TO DO ▸ Each record, minus any picture, should be returned exactly as written.

DATA SHOWN ▸
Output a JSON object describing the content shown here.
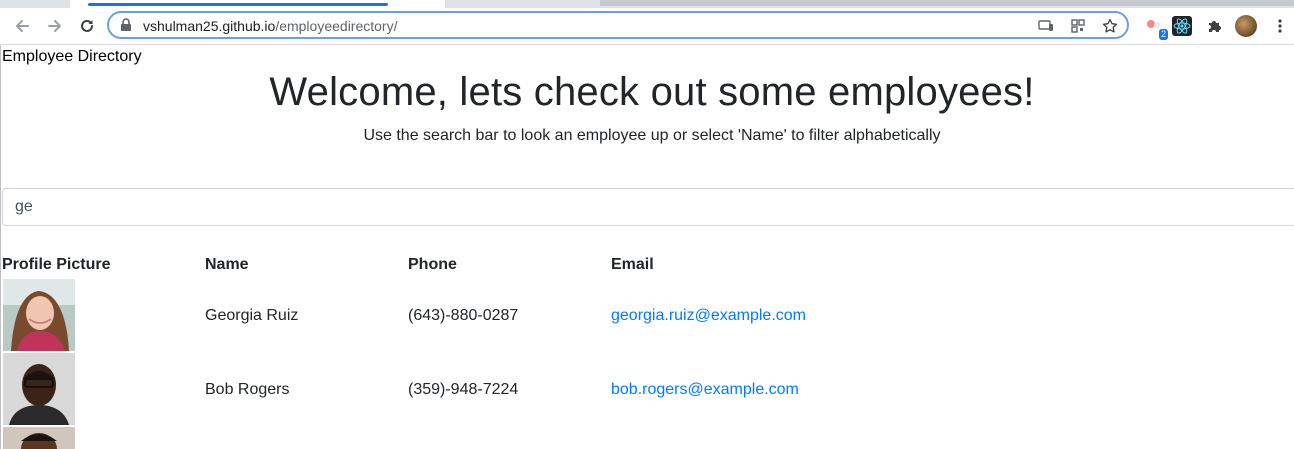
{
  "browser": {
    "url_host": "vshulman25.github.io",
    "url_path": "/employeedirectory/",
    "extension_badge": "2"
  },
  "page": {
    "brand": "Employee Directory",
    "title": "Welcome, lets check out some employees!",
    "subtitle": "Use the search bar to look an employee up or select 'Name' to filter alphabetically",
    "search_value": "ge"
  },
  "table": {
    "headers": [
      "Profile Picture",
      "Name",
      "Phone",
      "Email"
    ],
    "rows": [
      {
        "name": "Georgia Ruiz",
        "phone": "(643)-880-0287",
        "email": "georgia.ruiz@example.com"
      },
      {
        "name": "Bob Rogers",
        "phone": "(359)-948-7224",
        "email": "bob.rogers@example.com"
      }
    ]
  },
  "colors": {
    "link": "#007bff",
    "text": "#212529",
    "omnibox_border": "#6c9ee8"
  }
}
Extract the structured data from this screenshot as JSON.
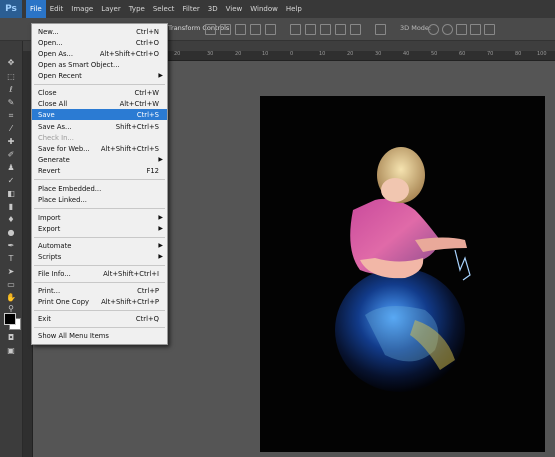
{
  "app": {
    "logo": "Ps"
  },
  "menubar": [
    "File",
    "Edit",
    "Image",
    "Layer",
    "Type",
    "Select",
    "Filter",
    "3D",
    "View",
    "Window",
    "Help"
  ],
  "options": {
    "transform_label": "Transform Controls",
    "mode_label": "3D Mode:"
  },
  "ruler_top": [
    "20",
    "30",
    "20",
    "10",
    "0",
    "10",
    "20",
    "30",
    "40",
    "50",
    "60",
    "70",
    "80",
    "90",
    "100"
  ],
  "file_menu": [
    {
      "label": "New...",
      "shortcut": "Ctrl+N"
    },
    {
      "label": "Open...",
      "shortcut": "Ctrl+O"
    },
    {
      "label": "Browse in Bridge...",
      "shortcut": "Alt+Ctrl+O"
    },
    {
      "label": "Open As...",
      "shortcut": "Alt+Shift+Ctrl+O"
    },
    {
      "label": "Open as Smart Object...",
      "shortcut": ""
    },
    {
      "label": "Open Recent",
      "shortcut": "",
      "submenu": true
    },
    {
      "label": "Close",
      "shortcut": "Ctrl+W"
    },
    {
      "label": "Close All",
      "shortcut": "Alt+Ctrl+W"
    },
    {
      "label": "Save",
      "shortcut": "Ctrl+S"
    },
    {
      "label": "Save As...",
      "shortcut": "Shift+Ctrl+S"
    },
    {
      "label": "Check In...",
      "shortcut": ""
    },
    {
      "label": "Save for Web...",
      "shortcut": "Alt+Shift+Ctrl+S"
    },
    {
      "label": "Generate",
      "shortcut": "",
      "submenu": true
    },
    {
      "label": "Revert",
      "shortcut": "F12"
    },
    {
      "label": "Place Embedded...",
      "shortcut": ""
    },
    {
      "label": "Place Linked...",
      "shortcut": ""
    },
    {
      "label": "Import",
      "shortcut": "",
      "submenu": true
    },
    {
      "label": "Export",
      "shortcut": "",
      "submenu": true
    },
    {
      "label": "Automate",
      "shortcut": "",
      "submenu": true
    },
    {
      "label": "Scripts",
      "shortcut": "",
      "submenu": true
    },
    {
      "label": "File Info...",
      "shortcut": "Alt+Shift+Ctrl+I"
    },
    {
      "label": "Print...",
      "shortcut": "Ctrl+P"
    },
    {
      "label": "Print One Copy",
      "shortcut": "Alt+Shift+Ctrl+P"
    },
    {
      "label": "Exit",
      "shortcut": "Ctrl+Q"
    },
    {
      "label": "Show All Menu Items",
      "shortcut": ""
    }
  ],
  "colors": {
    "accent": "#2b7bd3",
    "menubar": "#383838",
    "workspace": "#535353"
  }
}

REPLY ▸
Output a JSON object describing the content shown here.
{
  "browser": {
    "url_host": "vshulman25.github.io",
    "url_path": "/employeedirectory/",
    "extension_badge": "2"
  },
  "page": {
    "brand": "Employee Directory",
    "title": "Welcome, lets check out some employees!",
    "subtitle": "Use the search bar to look an employee up or select 'Name' to filter alphabetically",
    "search_value": "ge"
  },
  "table": {
    "headers": [
      "Profile Picture",
      "Name",
      "Phone",
      "Email"
    ],
    "rows": [
      {
        "name": "Georgia Ruiz",
        "phone": "(643)-880-0287",
        "email": "georgia.ruiz@example.com"
      },
      {
        "name": "Bob Rogers",
        "phone": "(359)-948-7224",
        "email": "bob.rogers@example.com"
      }
    ]
  },
  "colors": {
    "link": "#007bff",
    "text": "#212529",
    "omnibox_border": "#6c9ee8"
  }
}
Extract the structured data from this screenshot as JSON.
{
  "app": {
    "logo": "Ps"
  },
  "menubar": [
    "File",
    "Edit",
    "Image",
    "Layer",
    "Type",
    "Select",
    "Filter",
    "3D",
    "View",
    "Window",
    "Help"
  ],
  "options": {
    "transform_label": "Transform Controls",
    "mode_label": "3D Mode:"
  },
  "ruler_top": [
    "20",
    "30",
    "20",
    "10",
    "0",
    "10",
    "20",
    "30",
    "40",
    "50",
    "60",
    "70",
    "80",
    "90",
    "100"
  ],
  "file_menu": [
    {
      "label": "New...",
      "shortcut": "Ctrl+N"
    },
    {
      "label": "Open...",
      "shortcut": "Ctrl+O"
    },
    {
      "label": "Browse in Bridge...",
      "shortcut": "Alt+Ctrl+O"
    },
    {
      "label": "Open As...",
      "shortcut": "Alt+Shift+Ctrl+O"
    },
    {
      "label": "Open as Smart Object...",
      "shortcut": ""
    },
    {
      "label": "Open Recent",
      "shortcut": "",
      "submenu": true
    },
    {
      "label": "Close",
      "shortcut": "Ctrl+W"
    },
    {
      "label": "Close All",
      "shortcut": "Alt+Ctrl+W"
    },
    {
      "label": "Save",
      "shortcut": "Ctrl+S"
    },
    {
      "label": "Save As...",
      "shortcut": "Shift+Ctrl+S"
    },
    {
      "label": "Check In...",
      "shortcut": ""
    },
    {
      "label": "Save for Web...",
      "shortcut": "Alt+Shift+Ctrl+S"
    },
    {
      "label": "Generate",
      "shortcut": "",
      "submenu": true
    },
    {
      "label": "Revert",
      "shortcut": "F12"
    },
    {
      "label": "Place Embedded...",
      "shortcut": ""
    },
    {
      "label": "Place Linked...",
      "shortcut": ""
    },
    {
      "label": "Import",
      "shortcut": "",
      "submenu": true
    },
    {
      "label": "Export",
      "shortcut": "",
      "submenu": true
    },
    {
      "label": "Automate",
      "shortcut": "",
      "submenu": true
    },
    {
      "label": "Scripts",
      "shortcut": "",
      "submenu": true
    },
    {
      "label": "File Info...",
      "shortcut": "Alt+Shift+Ctrl+I"
    },
    {
      "label": "Print...",
      "shortcut": "Ctrl+P"
    },
    {
      "label": "Print One Copy",
      "shortcut": "Alt+Shift+Ctrl+P"
    },
    {
      "label": "Exit",
      "shortcut": "Ctrl+Q"
    },
    {
      "label": "Show All Menu Items",
      "shortcut": ""
    }
  ],
  "colors": {
    "accent": "#2b7bd3",
    "menubar": "#383838",
    "workspace": "#535353"
  }
}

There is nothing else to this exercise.